But then to speak up on behalf of the kids, I'd say the school they're placed in really is more like a penitentiary in that the brainwashing forced through those text books is really quite obsolete and not matched to the needs of current generations.

The curriculum is way behind and kids have that intuitive resentment that stems from feeling warehoused, like refugees anxious to get somewhere better, to some Promised Land, and feeling delayed by fences and border guards.

The teachers take on the sheen of prison guards.  But that's hard to articulate when you're a kid and when kids before you all went to school and a lot of 'em thought the same thing.  Only juvenile delinquents hate school right?

However, we can give objective shape to their deprivation.

Do they teach you to cook (yes in some cases)?  Including for big numbers?  What history do you get and what civics?  How many voting machines does your school have and how often do they get used?  Do you ever get away from light pollution?

I'm not saying I know the outcome in all cases.  How about tetra-volumes, do your math books cover that?  They do?  Excellent.  I bet in some private Quaker schools they're already introducing at least a sidebar on Quadray Coordinates, designed to keep those philosophical debates alive (to be revisited in later years).

I've recently connected with another "hacktavist" youth group willing to take on more parallel / alternative schooling.  That's not a new pattern I realize.  Black Panthers did the same.

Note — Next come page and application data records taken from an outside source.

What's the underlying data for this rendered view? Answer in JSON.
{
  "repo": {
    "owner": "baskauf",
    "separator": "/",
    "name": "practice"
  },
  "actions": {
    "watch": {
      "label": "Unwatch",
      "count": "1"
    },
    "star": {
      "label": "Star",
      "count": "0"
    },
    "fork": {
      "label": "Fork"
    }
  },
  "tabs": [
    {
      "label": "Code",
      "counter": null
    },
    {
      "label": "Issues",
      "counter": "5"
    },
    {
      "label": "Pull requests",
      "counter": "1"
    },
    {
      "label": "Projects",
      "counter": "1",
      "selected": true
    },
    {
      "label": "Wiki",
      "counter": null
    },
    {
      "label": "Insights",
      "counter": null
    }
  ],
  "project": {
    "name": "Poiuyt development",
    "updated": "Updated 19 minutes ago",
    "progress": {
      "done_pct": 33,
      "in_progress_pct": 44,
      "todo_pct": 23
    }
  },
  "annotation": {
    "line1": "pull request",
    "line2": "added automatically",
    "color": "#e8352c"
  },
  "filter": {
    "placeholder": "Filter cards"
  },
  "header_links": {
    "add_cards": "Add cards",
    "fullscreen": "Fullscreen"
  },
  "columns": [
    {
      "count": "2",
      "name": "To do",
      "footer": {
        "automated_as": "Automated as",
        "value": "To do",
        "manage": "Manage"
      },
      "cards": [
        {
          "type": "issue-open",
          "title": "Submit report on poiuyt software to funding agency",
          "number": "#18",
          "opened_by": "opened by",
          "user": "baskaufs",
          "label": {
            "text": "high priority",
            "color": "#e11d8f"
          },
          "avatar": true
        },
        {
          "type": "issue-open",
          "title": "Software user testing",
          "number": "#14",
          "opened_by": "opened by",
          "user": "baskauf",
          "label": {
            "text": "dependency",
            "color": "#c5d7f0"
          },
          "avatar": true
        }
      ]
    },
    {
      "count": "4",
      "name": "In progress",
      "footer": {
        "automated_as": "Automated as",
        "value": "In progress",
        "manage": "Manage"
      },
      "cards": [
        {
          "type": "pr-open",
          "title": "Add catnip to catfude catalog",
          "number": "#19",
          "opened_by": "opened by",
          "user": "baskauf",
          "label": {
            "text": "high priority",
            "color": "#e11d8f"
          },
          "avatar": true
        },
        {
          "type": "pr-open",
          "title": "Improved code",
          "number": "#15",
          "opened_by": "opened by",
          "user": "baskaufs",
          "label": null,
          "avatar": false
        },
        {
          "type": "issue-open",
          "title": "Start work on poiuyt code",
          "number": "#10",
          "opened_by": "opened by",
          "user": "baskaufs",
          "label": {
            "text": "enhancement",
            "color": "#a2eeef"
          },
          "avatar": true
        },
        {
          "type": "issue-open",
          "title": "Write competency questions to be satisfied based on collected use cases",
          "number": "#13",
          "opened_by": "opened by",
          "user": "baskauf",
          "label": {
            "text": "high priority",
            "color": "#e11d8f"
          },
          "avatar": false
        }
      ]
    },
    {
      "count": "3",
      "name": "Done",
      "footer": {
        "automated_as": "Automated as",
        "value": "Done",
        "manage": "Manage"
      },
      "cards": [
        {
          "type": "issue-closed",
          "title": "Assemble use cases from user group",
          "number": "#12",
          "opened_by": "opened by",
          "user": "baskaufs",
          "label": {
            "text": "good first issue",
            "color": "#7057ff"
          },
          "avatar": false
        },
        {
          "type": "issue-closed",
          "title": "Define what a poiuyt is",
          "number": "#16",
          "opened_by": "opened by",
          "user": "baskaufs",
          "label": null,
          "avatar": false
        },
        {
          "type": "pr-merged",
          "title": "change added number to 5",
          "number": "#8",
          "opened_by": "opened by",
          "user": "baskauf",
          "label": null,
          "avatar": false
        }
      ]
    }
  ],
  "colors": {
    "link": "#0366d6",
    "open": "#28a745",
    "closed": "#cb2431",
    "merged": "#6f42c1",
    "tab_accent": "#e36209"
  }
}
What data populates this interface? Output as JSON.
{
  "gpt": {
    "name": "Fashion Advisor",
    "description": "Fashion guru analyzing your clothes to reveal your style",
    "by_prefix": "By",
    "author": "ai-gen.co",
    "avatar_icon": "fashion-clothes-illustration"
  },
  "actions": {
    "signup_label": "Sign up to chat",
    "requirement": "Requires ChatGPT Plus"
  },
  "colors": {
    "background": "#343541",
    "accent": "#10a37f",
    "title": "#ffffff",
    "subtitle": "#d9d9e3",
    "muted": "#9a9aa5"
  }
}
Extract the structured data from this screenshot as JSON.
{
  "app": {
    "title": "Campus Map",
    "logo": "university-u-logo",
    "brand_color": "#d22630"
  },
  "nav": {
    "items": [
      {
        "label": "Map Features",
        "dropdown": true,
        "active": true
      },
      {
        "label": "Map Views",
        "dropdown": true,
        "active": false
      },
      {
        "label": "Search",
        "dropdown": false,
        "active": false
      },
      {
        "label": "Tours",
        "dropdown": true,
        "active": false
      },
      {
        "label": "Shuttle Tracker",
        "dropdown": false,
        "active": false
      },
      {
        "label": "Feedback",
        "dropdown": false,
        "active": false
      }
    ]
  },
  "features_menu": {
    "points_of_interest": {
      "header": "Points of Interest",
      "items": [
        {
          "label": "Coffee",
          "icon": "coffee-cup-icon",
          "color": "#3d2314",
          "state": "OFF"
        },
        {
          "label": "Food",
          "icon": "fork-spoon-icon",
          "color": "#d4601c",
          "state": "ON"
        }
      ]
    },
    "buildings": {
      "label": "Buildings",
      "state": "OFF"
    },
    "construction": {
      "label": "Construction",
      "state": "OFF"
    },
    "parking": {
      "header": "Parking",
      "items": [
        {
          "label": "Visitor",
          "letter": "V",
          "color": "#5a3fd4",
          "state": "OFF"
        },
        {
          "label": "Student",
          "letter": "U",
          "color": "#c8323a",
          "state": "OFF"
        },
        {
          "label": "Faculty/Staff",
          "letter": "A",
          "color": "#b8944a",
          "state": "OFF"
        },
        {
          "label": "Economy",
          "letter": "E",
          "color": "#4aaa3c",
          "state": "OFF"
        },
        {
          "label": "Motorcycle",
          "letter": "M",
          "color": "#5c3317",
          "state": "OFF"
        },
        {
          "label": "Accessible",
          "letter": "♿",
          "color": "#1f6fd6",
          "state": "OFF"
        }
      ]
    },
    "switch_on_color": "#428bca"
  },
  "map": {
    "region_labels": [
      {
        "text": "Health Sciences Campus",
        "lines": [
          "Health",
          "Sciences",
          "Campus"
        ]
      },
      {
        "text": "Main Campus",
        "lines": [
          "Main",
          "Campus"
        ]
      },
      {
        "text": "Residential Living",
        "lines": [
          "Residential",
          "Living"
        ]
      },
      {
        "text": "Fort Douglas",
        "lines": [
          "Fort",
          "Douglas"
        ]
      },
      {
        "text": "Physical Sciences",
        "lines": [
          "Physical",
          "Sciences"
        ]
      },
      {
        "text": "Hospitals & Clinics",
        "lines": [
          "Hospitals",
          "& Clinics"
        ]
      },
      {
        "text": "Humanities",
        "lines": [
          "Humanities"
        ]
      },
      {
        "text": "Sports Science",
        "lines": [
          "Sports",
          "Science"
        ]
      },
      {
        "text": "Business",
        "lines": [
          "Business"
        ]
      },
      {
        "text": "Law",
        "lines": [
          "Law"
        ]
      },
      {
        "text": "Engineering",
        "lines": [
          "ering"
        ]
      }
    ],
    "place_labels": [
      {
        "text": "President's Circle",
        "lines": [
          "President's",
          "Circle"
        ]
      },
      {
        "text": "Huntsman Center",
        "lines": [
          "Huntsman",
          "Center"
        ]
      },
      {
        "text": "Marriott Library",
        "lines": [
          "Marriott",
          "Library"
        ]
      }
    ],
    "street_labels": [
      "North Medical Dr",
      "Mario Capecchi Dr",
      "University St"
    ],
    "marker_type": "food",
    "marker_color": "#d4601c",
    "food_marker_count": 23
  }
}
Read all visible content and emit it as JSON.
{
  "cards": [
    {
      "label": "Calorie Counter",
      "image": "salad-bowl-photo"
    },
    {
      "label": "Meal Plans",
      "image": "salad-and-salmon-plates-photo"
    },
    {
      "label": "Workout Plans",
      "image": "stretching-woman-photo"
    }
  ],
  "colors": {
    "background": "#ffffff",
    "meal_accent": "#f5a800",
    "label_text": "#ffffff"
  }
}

When some mainstream system or curriculum breaks down, others grow up around it, sometimes to become mainstream themselves.  This has happened often in history.  It's not necessarily a crisis, or calamity, not an apocalypse (except maybe in some technical religious sense with positive connotations -- check with your local religious authorities).

When change needs to happen, it tends to happen in some way, even if not the ways planned, and change often needs to happen.  Rule of thumb:  improving one's powers of anticipation and responsiveness is usually a likely possibility compared to the relative likelihood of stopping change cold in its tracks.

With all our new abilities to flip classrooms and provide professional development, more teachers could be like me, not responsible for a student's everyday behavior, which I don't monitor.  The teachers and students are not in the same room.

Studying for real also means time alone, as in a study carrel, not just in collaboration.  That's what you learn in college if not before.  Packed into rows and columns, in a classroom, with all present supposed to be connecting the same dots at the same time... why force that?  Why is such enforced regimentation even a selling point?

Having a safe personal workspace is what's paramount, if learning is really the priority.  If warehousing is the priority, why not just say so and drop the pretense?

Just having a locker is not sufficient.  When does this student just get to sit and read, undisturbed, or just meditate, free of distraction?  Do motion studies like in Elephant (cameras follow each student).  Develop stats.

Homework is great in theory, if you really have a home that fosters study.  Many homes do not.  Losing all interest in reading is a sign of serious brain rot.  Measure "time reading" as seriously as you measure "calories eaten" at least (over eating is more of a real danger, though over reading at the cost of degrading physical health is also a real condition).

The word "gymnasium" is right:  reading and reflecting are a form of working out.  Keeping fit is not just about swimming laps.  Watching TV is informative.  This is not an anti-TV rant.  However making TV (video / audio) is even more informative.  Does your school help you learn to do that?

As when writing or jamming, you may be lifting from other sources, making links.  Sharing camera shots, including segments, is not a crime when the licensing is deliberately liberal.  Citing sources is much appreciated and lends credibility but in some forms of journalism, sources get concealed, for their protection.

Does your school cover these basics then?